Cullen, who signed a two-year, $7 million deal with Nashville in July, had seven goals this past year with Minnesota after averaging 12 goals the previous three seasons. At 36 years old, Cullen's best days are probably behind him. But he's still a very versatile forward who should be a valuable addition to the Preds' dismal power play. He is expected to open the season as the Preds' third-line center, behind Mike Fisher and David Legwand.
Cullen will turn 36 in November and hasn't been much of a scoring threat since his arrival in Minnesota, posting consecutive seasons of 39 and 35 points while averaging 13 goals. Cullen is used in a variety of situations, including at the faceoff dot, but the influx of good, young talent in the land of lakes will likely reduce his opportunities for offense. He's on the downside of a solid career and he’s more valuable to the Wild than on your roster.

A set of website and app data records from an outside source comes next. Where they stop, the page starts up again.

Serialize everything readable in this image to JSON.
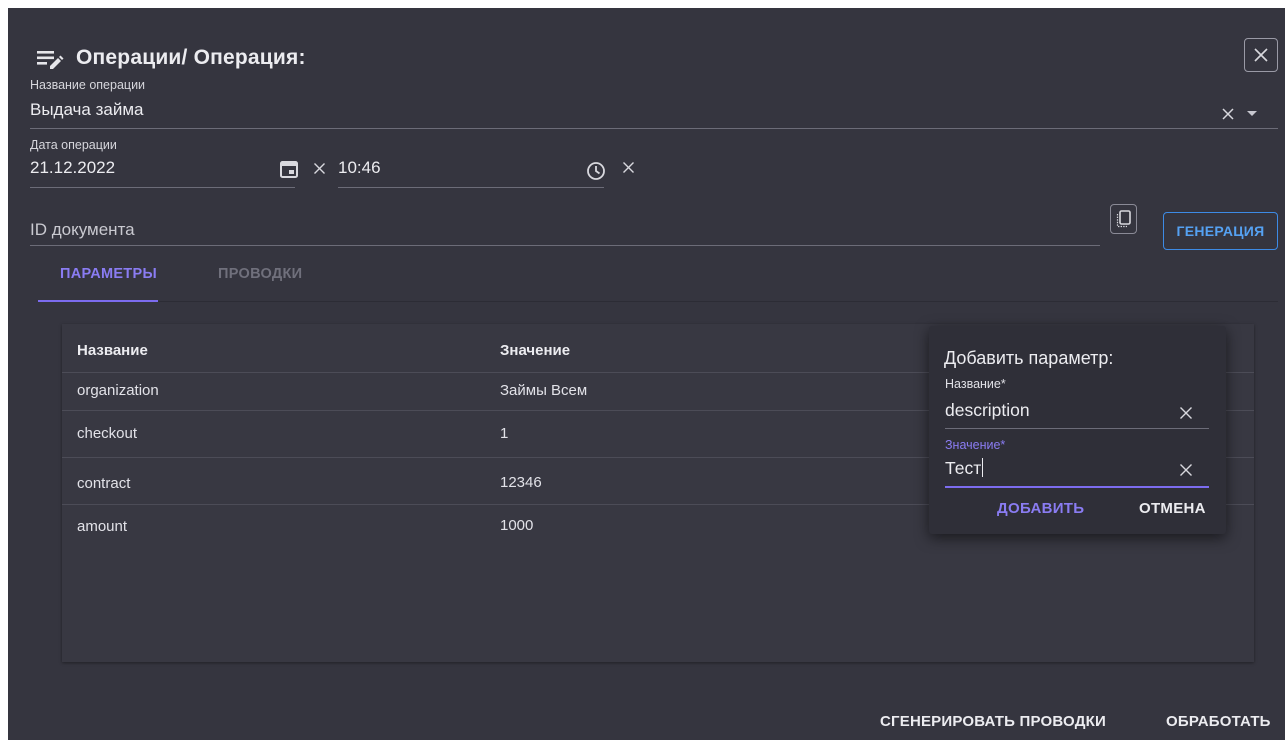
{
  "header": {
    "title": "Операции/ Операция:",
    "icon": "edit-list-icon"
  },
  "operation_name": {
    "label": "Название операции",
    "value": "Выдача займа"
  },
  "operation_date": {
    "label": "Дата операции",
    "date": "21.12.2022",
    "time": "10:46"
  },
  "document_id": {
    "placeholder": "ID документа",
    "generate_label": "ГЕНЕРАЦИЯ"
  },
  "tabs": [
    {
      "label": "ПАРАМЕТРЫ",
      "active": true
    },
    {
      "label": "ПРОВОДКИ",
      "active": false
    }
  ],
  "table": {
    "headers": [
      "Название",
      "Значение"
    ],
    "rows": [
      [
        "organization",
        "Займы Всем"
      ],
      [
        "checkout",
        "1"
      ],
      [
        "contract",
        "12346"
      ],
      [
        "amount",
        "1000"
      ]
    ]
  },
  "add_param": {
    "title": "Добавить параметр:",
    "name_label": "Название*",
    "name_value": "description",
    "value_label": "Значение*",
    "value_value": "Тест",
    "add_label": "ДОБАВИТЬ",
    "cancel_label": "ОТМЕНА"
  },
  "footer": {
    "generate_label": "СГЕНЕРИРОВАТЬ ПРОВОДКИ",
    "process_label": "ОБРАБОТАТЬ"
  },
  "colors": {
    "background": "#35353f",
    "accent": "#7c6cef",
    "link_blue": "#55a1f2",
    "popup": "#2f2f38"
  }
}
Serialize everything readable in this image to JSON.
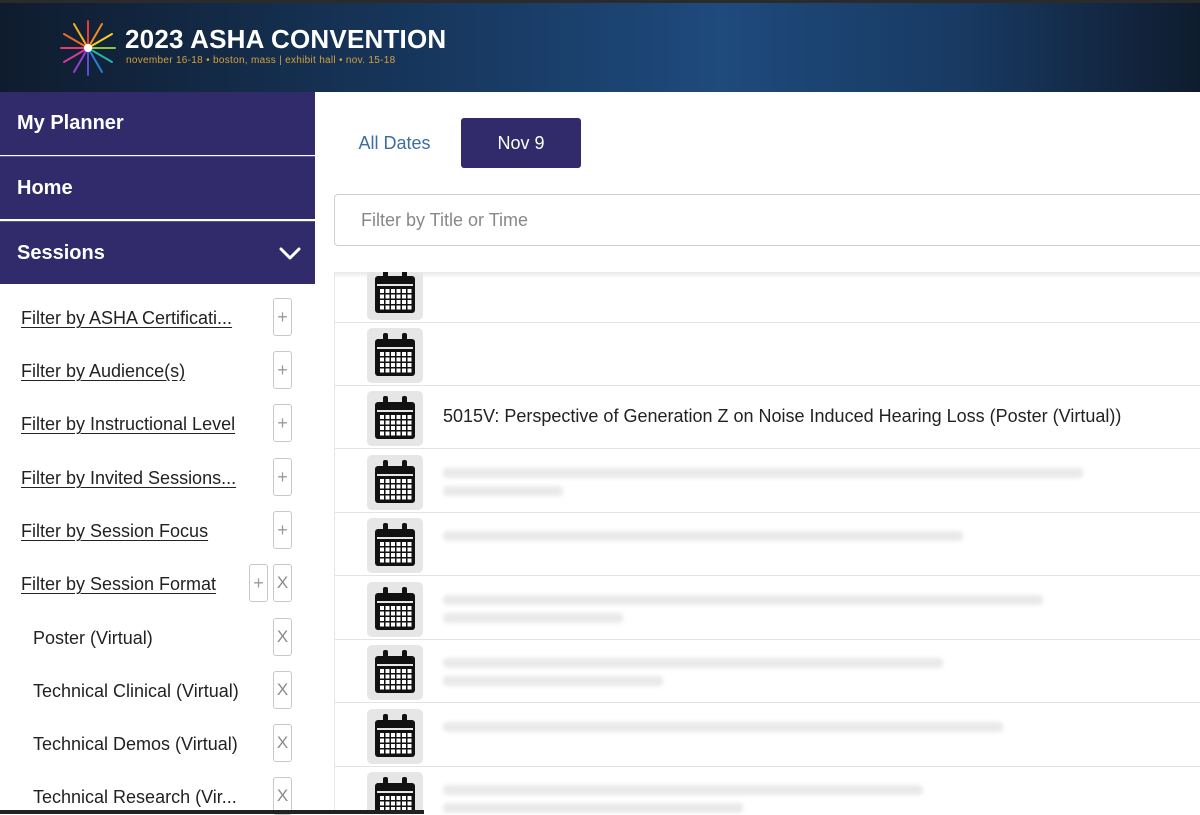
{
  "header": {
    "title": "2023 ASHA CONVENTION",
    "subtitle": "november 16-18 • boston, mass  |  exhibit hall • nov. 15-18"
  },
  "nav": {
    "planner": "My Planner",
    "home": "Home",
    "sessions": "Sessions"
  },
  "filters": [
    "Filter by ASHA Certificati...",
    "Filter by Audience(s)",
    "Filter by Instructional Level",
    "Filter by Invited Sessions...",
    "Filter by Session Focus",
    "Filter by Session Format"
  ],
  "selected_formats": [
    "Poster (Virtual)",
    "Technical Clinical (Virtual)",
    "Technical Demos (Virtual)",
    "Technical Research (Vir..."
  ],
  "buttons": {
    "plus": "+",
    "remove": "X"
  },
  "tabs": {
    "all_dates": "All Dates",
    "active_date": "Nov 9"
  },
  "search": {
    "placeholder": "Filter by Title or Time"
  },
  "sessions": [
    "",
    "",
    "5015V: Perspective of Generation Z on Noise Induced Hearing Loss (Poster (Virtual))",
    "",
    "",
    "",
    "",
    "",
    ""
  ],
  "colors": {
    "nav_bg": "#312a6b",
    "accent_link": "#3a6ea5",
    "header_bg": "#183a63"
  }
}
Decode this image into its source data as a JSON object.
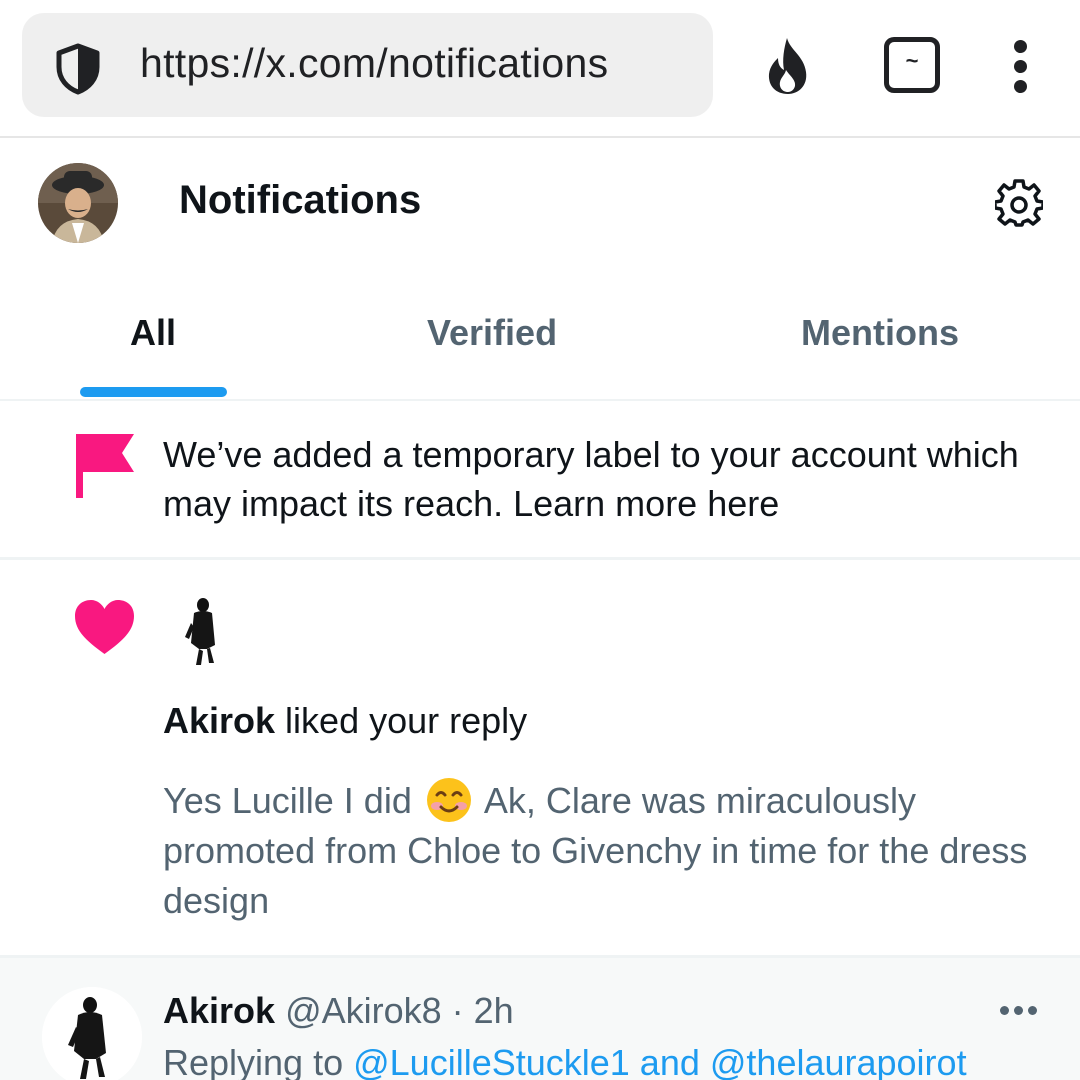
{
  "browser": {
    "url": "https://x.com/notifications",
    "shield_icon": "shield-icon",
    "fire_icon": "fire-icon",
    "tabs_icon_glyph": "~",
    "menu_icon": "kebab-menu-icon"
  },
  "header": {
    "title": "Notifications",
    "settings_icon": "gear-icon"
  },
  "tabs": [
    {
      "label": "All",
      "active": true
    },
    {
      "label": "Verified",
      "active": false
    },
    {
      "label": "Mentions",
      "active": false
    }
  ],
  "notice": {
    "text": "We’ve added a temporary label to your account which may impact its reach. Learn more here",
    "icon": "flag-icon",
    "icon_color": "#f91880"
  },
  "like_notification": {
    "user": "Akirok",
    "action": " liked your reply",
    "icon": "heart-icon",
    "icon_color": "#f91880",
    "preview_before": "Yes Lucille I did ",
    "preview_emoji": "smiling-face-icon",
    "preview_after": " Ak, Clare was miraculously promoted from Chloe to Givenchy in time for the dress design"
  },
  "tweet": {
    "name": "Akirok",
    "handle": "@Akirok8",
    "separator": " · ",
    "time": "2h",
    "replying_prefix": "Replying to ",
    "mention_1": "@LucilleStuckle1",
    "conjunction": " and ",
    "mention_2": "@thelaurapoirot",
    "more_icon": "more-icon"
  },
  "colors": {
    "accent": "#1d9bf0",
    "pink": "#f91880",
    "secondary_text": "#536471"
  }
}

Special teams is the name of the game for Cullen. Last season more than half of his 39 points were crafted on the man advantage, and the veteran journeyman had four shorthanded goals to boot. He was also able to reach the impressive milestone of 500 career points (181 G, 319 A) through 958 games. Fantasy owners won't appreciate his week-to-week inconsistency, but Cullen has finished in or around the 40-point range for six consecutive seasons. That makes him a safe third-or-fourth fantasy forward in most league types.
Cullen should help fill a void for the Wild who've lacked a veteran center the past two seasons. He's got a nice all-around game as he gets time on the power play, has good defensive skills and gets enough shots to post 40 to 50 points. If Pierre-Marc Bouchard doesn't return from a concussion, his profile on the offensive end could increase.
Cullen typically hangs around the 40-point total for a season’s worth of work. In 2008-09 he was an impressive plus-11, and really made the most of his shots based on a career-best shot percentage of 15.8. There are plenty of centers who’ll inflict more damage to your fantasy opponent, but Cullen is a reliable depth option for the back end of your rotation.
Cullen is likely to benefit from Carolina's more offensive-minded blue line corps. Expect him to break through the 50-point barrier for the first time.
We expect Cullen's return to the Hurricanes to be relatively seamless, given the fact that the Carolina roster is largely intact from the 2005-06 season. His numbers should improve slightly from last year's totals, but probably won't get to the level of his last season in a Carolina sweater (25-24-49).
Coming off a career year in points (49) with the Hurricanes last season, the Rangers acted quickly to secure him to a four year deal to be their second line centerman. Depending on how quickly he meshes with new linemates Prucha and Shanahan, Cullen could be poised for a serviceable fantasy season.
Cullen is a role player who probably does not have enough value to warrant consideration at center.